The idea for the Minecraft phone was not CaptainSparklez’s alone, though. He was approached by phone carrier Verizon to effectively produce an ad for them, which led to the video below. While the sponsorship angle may tarnish the concept for some, its execution is still mightily impressive.

“In the world of Minecraft, almost everything is made of blocks,” CaptainSparklez said. “We’ve created a web application, Boxel, that translates real web pages and streaming video into blocks so they can be built on a Minecraft server in real time. Our server plugin uses Boxel-client to handle the communication between Minecraft and the real world as translated by the web application.”

No More Data Roaming Charges in EU from 2017

Nothing can sour the vacation more that roaming charges, but that will soon be a thing of the past in the European Union as a new law will abolish those charges by June 2017 after a 14-month interim period.
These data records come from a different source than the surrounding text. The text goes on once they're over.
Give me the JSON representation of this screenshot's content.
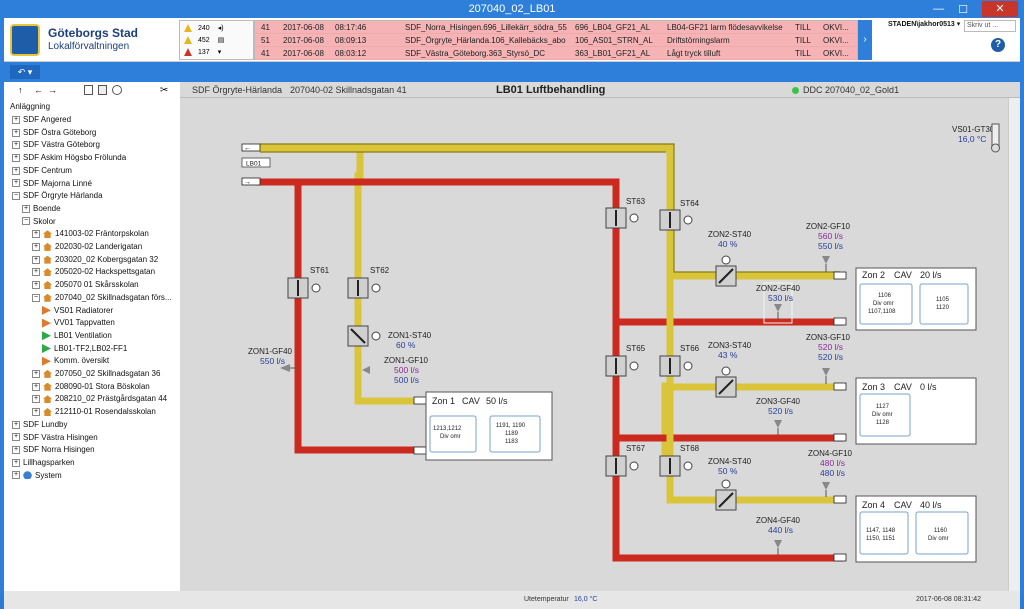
{
  "window": {
    "title": "207040_02_LB01",
    "minimize": "—",
    "maximize": "☐",
    "close": "✕"
  },
  "logo": {
    "line1": "Göteborgs Stad",
    "line2": "Lokalförvaltningen"
  },
  "alarm_counts": [
    {
      "icon": "warning-icon",
      "value": "240",
      "color": "#e8b51a"
    },
    {
      "icon": "warning-icon",
      "value": "452",
      "color": "#e8b51a"
    },
    {
      "icon": "error-icon",
      "value": "137",
      "color": "#c8352b"
    }
  ],
  "alarms": [
    {
      "count": "41",
      "date": "2017-06-08",
      "time": "08:17:46",
      "source": "SDF_Norra_Hisingen.696_Lillekärr_södra_55",
      "tag": "696_LB04_GF21_AL",
      "text": "LB04-GF21 larm flödesavvikelse",
      "state": "TILL",
      "ack": "OKVI..."
    },
    {
      "count": "51",
      "date": "2017-06-08",
      "time": "08:09:13",
      "source": "SDF_Örgryte_Härlanda.106_Kallebäcks_abo",
      "tag": "106_AS01_STRN_AL",
      "text": "Driftstörningslarm",
      "state": "TILL",
      "ack": "OKVI..."
    },
    {
      "count": "41",
      "date": "2017-06-08",
      "time": "08:03:12",
      "source": "SDF_Västra_Göteborg.363_Styrsö_DC",
      "tag": "363_LB01_GF21_AL",
      "text": "Lågt tryck tilluft",
      "state": "TILL",
      "ack": "OKVI..."
    }
  ],
  "user": {
    "name": "STADEN\\jakhor0513",
    "search_placeholder": "Skriv ut ...",
    "help": "?"
  },
  "menu": {
    "button": "↶ ▾"
  },
  "toolbar": {
    "up": "↑",
    "back": "←",
    "forward": "→"
  },
  "tree": {
    "root": "Anläggning",
    "items": [
      {
        "label": "SDF Angered",
        "level": 0,
        "kind": "box",
        "sign": "+"
      },
      {
        "label": "SDF Östra Göteborg",
        "level": 0,
        "kind": "box",
        "sign": "+"
      },
      {
        "label": "SDF Västra Göteborg",
        "level": 0,
        "kind": "box",
        "sign": "+"
      },
      {
        "label": "SDF Askim Högsbo Frölunda",
        "level": 0,
        "kind": "box",
        "sign": "+"
      },
      {
        "label": "SDF Centrum",
        "level": 0,
        "kind": "box",
        "sign": "+"
      },
      {
        "label": "SDF Majorna Linné",
        "level": 0,
        "kind": "box",
        "sign": "+"
      },
      {
        "label": "SDF Örgryte Härlanda",
        "level": 0,
        "kind": "box",
        "sign": "−"
      },
      {
        "label": "Boende",
        "level": 1,
        "kind": "box",
        "sign": "+"
      },
      {
        "label": "Skolor",
        "level": 1,
        "kind": "box",
        "sign": "−"
      },
      {
        "label": "141003-02 Fräntorpskolan",
        "level": 2,
        "kind": "house",
        "sign": "+"
      },
      {
        "label": "202030-02 Landerigatan",
        "level": 2,
        "kind": "house",
        "sign": "+"
      },
      {
        "label": "203020_02 Kobergsgatan 32",
        "level": 2,
        "kind": "house",
        "sign": "+"
      },
      {
        "label": "205020-02 Hackspettsgatan",
        "level": 2,
        "kind": "house",
        "sign": "+"
      },
      {
        "label": "205070 01 Skårsskolan",
        "level": 2,
        "kind": "house",
        "sign": "+"
      },
      {
        "label": "207040_02 Skillnadsgatan förs...",
        "level": 2,
        "kind": "house",
        "sign": "−"
      },
      {
        "label": "VS01 Radiatorer",
        "level": 3,
        "kind": "flag",
        "color": "#e07a2a"
      },
      {
        "label": "VV01 Tappvatten",
        "level": 3,
        "kind": "flag",
        "color": "#e07a2a"
      },
      {
        "label": "LB01 Ventilation",
        "level": 3,
        "kind": "flag",
        "color": "#2fa84a"
      },
      {
        "label": "LB01-TF2,LB02-FF1",
        "level": 3,
        "kind": "flag",
        "color": "#2fa84a"
      },
      {
        "label": "Komm. översikt",
        "level": 3,
        "kind": "flag",
        "color": "#e07a2a"
      },
      {
        "label": "207050_02 Skillnadsgatan 36",
        "level": 2,
        "kind": "house",
        "sign": "+"
      },
      {
        "label": "208090-01 Stora Böskolan",
        "level": 2,
        "kind": "house",
        "sign": "+"
      },
      {
        "label": "208210_02 Prästgårdsgatan 44",
        "level": 2,
        "kind": "house",
        "sign": "+"
      },
      {
        "label": "212110-01 Rosendalsskolan",
        "level": 2,
        "kind": "house",
        "sign": "+"
      },
      {
        "label": "SDF Lundby",
        "level": 0,
        "kind": "box",
        "sign": "+"
      },
      {
        "label": "SDF Västra Hisingen",
        "level": 0,
        "kind": "box",
        "sign": "+"
      },
      {
        "label": "SDF Norra Hisingen",
        "level": 0,
        "kind": "box",
        "sign": "+"
      },
      {
        "label": "Lillhagsparken",
        "level": 0,
        "kind": "box",
        "sign": "+"
      },
      {
        "label": "System",
        "level": 0,
        "kind": "sys",
        "sign": "+"
      }
    ]
  },
  "header": {
    "district": "SDF Örgryte-Härlanda",
    "address": "207040-02 Skillnadsgatan 41",
    "title": "LB01 Luftbehandling",
    "ddc": "DDC 207040_02_Gold1"
  },
  "colors": {
    "supply": "#d9c43a",
    "exhaust": "#cc2a1e",
    "flow": "#8a2a9a",
    "value": "#2a3f9a"
  },
  "schematic": {
    "lb01": "LB01",
    "vs01_tag": "VS01-GT30",
    "vs01_value": "16,0 °C",
    "st61": "ST61",
    "st62": "ST62",
    "st63": "ST63",
    "st64": "ST64",
    "st65": "ST65",
    "st66": "ST66",
    "st67": "ST67",
    "st68": "ST68",
    "zon1_gf40": "ZON1-GF40",
    "zon1_gf40_val": "550 l/s",
    "zon1_st40": "ZON1-ST40",
    "zon1_st40_val": "60 %",
    "zon1_gf10": "ZON1-GF10",
    "zon1_gf10_a": "500 l/s",
    "zon1_gf10_b": "500 l/s",
    "zon2_st40": "ZON2-ST40",
    "zon2_st40_val": "40 %",
    "zon2_gf10": "ZON2-GF10",
    "zon2_gf10_a": "560 l/s",
    "zon2_gf10_b": "550 l/s",
    "zon2_gf40": "ZON2-GF40",
    "zon2_gf40_val": "530 l/s",
    "zon3_st40": "ZON3-ST40",
    "zon3_st40_val": "43 %",
    "zon3_gf10": "ZON3-GF10",
    "zon3_gf10_a": "520 l/s",
    "zon3_gf10_b": "520 l/s",
    "zon3_gf40": "ZON3-GF40",
    "zon3_gf40_val": "520 l/s",
    "zon4_st40": "ZON4-ST40",
    "zon4_st40_val": "50 %",
    "zon4_gf10": "ZON4-GF10",
    "zon4_gf10_a": "480 l/s",
    "zon4_gf10_b": "480 l/s",
    "zon4_gf40": "ZON4-GF40",
    "zon4_gf40_val": "440 l/s",
    "zone1": {
      "title": "Zon 1",
      "mode": "CAV",
      "flow": "50 l/s",
      "room_a1": "1213,1212",
      "room_a2": "Div omr",
      "room_b1": "1191, 1190",
      "room_b2": "1189",
      "room_b3": "1183"
    },
    "zone2": {
      "title": "Zon 2",
      "mode": "CAV",
      "flow": "20 l/s",
      "room_a1": "1106",
      "room_a2": "Div omr",
      "room_a3": "1107,1108",
      "room_b1": "1105",
      "room_b2": "1120"
    },
    "zone3": {
      "title": "Zon 3",
      "mode": "CAV",
      "flow": "0 l/s",
      "room_a1": "1127",
      "room_a2": "Div omr",
      "room_a3": "1128"
    },
    "zone4": {
      "title": "Zon 4",
      "mode": "CAV",
      "flow": "40 l/s",
      "room_a1": "1147, 1148",
      "room_a2": "1150, 1151",
      "room_b1": "1160",
      "room_b2": "Div omr"
    }
  },
  "status": {
    "outdoor_label": "Utetemperatur",
    "outdoor_value": "16,0 °C",
    "timestamp": "2017-06-08 08:31:42"
  }
}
That is the new deal reached on Tuesday with the aim to bring the Europe Union another step closer.

You’ll of course not get it completely free, but you will be able to use roaming a lot cheaper. With the new rules, telecom operators are only able to charge you €0.05 extra per minute for calls, 0.02 extra per SMS sent, and 0.05 extra per megabyte of data. Whether they charge this or not is up to each individual company, but we should expect to pay the full amount on almost any network.

The new cap would make roaming within the Europe Union up to 75% cheaper during the interim period, the European Commission said. All of this is a culmination of years of campaigning for net neutrality within the EU and partly a follow-up to the US adoption of net-neutrality.

All internet traffic also has to be treated equally, but regulations are possible in situations such as counter-terrorism.

This is great news for anyone who travels a lot, but even more for someone like me that lives right up at the border and travels two countries equally.

Thank You BBC for providing us with this information

Luxa2 H1 Premium Mobile Holder Review

Introduction


Luxa2 are a sub division of Thermaltake, who as we know are one of the biggest companies in the computer tech world and with a large focus on mobile devices, Luxa2 offers a premium collection of products that are aimed at consumers wanting style, durability and finesse. While Luxa2 have developed mobile phone holders over the years that have been specific to iPhone’s such as the H1-Touch, they are now realising that the world is bigger than Apple and their iOfferings. With this, we have their latest mobile phone creation; the H1 Premium holder which allows any device with a display size of 3.2” ~ 4.8” to be snugly housed within it.

Featuring an all aluminium desk stand, adjustable mount that can be pivoted, swivelled and manipulated to fit your device, the H1 Premium seems to work from the success of the original H1 products, while offering something for the Android, and BlackBerry users opposed to singling them out with its previous iPhone range of products. Weighing in at 198g and measuring a measly 110x93x167mm it will hardly use up much space on the desk either and if your desk is anything like mine, it might make it look a bit tidier.

The packaging follows the premium Luxa2 branding with the same colour scheme as seen on their website and simple yet effective placement. A view of the stand and a brief description of the capabilities are also listed.